When LinkedIn filed its S-1 last week, one stated risk listed in its prospectus was the dual class structure of its common stock, which will have the effect of “concentrating voting control with those stockholders who held our stock prior to this offering.”
No one has really blinked at that statement. They should have.
When Google’s 2004 IPO gave majority control to its three top executives – Larry Page, Sergey Brin, and Eric Schmidt – a dual-class stock ownership structure was novel for a tech company. The company defended the move by pointing to the sustained and integral role that the triumvirate expected to play.
Concentrating power has worked out well for Google. With Page, Brin, and Schmidt at the helm, Google has enjoyed explosive growth over the last seven years. The company has also funneled great wealth to its shareholders. One could argue that Google’s stock structure has played a key role in its success, because outside shareholders have been unable to prevent Google from making unprecedented investments in infrastructure and personnel.
In November 2009, Facebook also announced that it is adopting a dual-class stock structure. Insiders who own Class B shares will have 10 times the voting power of investors who buy Class A shares in the company’s hotly anticipated IPO.
That’s as it should be. Let’s face it, if Mark Zuckerberg were any less focused on the long-term success of Facebook, by now it would probably be a flailing subsidiary within Microsoft or Yahoo.
So why shouldn’t LinkedIn also have a dual stock structure?
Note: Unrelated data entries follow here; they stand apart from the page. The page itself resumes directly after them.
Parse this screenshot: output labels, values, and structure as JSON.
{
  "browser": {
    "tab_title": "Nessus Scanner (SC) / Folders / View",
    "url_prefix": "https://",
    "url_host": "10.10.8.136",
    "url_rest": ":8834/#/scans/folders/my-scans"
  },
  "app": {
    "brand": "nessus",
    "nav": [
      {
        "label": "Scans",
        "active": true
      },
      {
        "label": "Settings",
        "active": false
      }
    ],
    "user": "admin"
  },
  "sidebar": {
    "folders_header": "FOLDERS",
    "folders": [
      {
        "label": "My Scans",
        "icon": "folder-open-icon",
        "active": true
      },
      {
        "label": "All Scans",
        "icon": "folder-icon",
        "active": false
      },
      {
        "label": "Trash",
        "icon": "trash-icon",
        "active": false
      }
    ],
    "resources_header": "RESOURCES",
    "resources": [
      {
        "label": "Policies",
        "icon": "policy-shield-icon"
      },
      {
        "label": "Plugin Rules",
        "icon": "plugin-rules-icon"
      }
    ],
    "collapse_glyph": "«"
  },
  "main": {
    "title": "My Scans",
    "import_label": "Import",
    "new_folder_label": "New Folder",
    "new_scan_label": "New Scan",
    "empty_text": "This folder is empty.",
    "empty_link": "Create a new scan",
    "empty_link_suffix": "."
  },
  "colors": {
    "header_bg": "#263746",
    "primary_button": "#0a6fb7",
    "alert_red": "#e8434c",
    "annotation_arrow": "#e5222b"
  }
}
After all, LinkedIn founder Reid Hoffman is one of the smartest people in Silicon Valley. (Most people don’t know that he wrote Facebook its first check before introducing Zuckerberg to Peter Thiel.) It isn’t hard to imagine that he, too, needs protection from market pressures that could clash with his vision.
Ironically, Hoffman is a big part of problem. Unlike Brin, Page, Schmidt, and Zuckerberg, Hoffman has more than one master. He might spend much of each week at LinkedIn, but he is also a partner at Greylock Partners, a venture firm that presumably expects him to direct much of his considerable brain power toward identifying and nurturing promising startups on behalf of its limited partners.
Hoffman’s fortunes are not as dependent on the success of LinkedIn as Google’s and Facebook’s founders, either. A promiscuous backer of small startups, Hoffman’s stake in Facebook and other companies has already made him a centimillionaire. LinkedIn’s IPO will surely represent a big windfall for him, but even if the company abruptly failed, he would still be set for life.
As big an issue is the fair amount of turnover LinkedIn has had at the top. Hoffman founded LinkedIn in 2003 and served as its CEO until 2007. Dan Nye then took over for two years until Hoffman once again resumed the reins. And while many applaud current CEO Jeff Weiner as a strong executive, let’s remember that he joined LinkedIn as president in late 2008 and became its CEO in June 2009, less than two years ago.
There is much to admire about LinkedIn. Indeed, earlier this week, Scott Sweet, senior managing partner at the advisory firm IPO Boutique, told me he’s hearing “nothing but positive chatter” about its IPO, which Sweet anticipates will “do exceptionally well.” I’d bet on it. I’d also think twice about its dual-stock structure. Google or Facebook it ain’t.